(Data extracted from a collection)

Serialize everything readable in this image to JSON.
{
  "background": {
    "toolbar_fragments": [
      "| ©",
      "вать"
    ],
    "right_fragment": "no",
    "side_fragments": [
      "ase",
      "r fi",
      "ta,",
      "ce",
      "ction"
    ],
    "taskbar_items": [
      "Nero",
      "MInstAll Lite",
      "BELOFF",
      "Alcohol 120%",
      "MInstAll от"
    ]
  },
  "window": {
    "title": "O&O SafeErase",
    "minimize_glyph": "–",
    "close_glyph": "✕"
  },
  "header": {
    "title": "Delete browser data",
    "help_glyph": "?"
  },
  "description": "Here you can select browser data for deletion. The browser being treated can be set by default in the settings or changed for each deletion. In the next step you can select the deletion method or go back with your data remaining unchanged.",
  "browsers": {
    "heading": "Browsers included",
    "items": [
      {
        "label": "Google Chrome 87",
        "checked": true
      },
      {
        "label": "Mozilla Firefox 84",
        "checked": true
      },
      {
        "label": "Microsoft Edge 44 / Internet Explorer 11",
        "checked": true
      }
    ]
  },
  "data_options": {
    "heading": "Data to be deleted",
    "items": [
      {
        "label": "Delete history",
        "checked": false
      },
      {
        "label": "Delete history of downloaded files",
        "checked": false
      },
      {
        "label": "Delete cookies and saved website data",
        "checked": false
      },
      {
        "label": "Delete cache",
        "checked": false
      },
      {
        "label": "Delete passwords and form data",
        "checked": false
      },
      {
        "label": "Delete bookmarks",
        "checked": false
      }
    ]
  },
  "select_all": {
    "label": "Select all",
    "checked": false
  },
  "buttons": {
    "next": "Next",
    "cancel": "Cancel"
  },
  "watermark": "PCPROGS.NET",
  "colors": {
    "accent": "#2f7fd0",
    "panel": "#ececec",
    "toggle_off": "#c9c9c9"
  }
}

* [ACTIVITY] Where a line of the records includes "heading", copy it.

* [TASK SOLUTION]
    "heading": "Browsers included",
    "heading": "Data to be deleted",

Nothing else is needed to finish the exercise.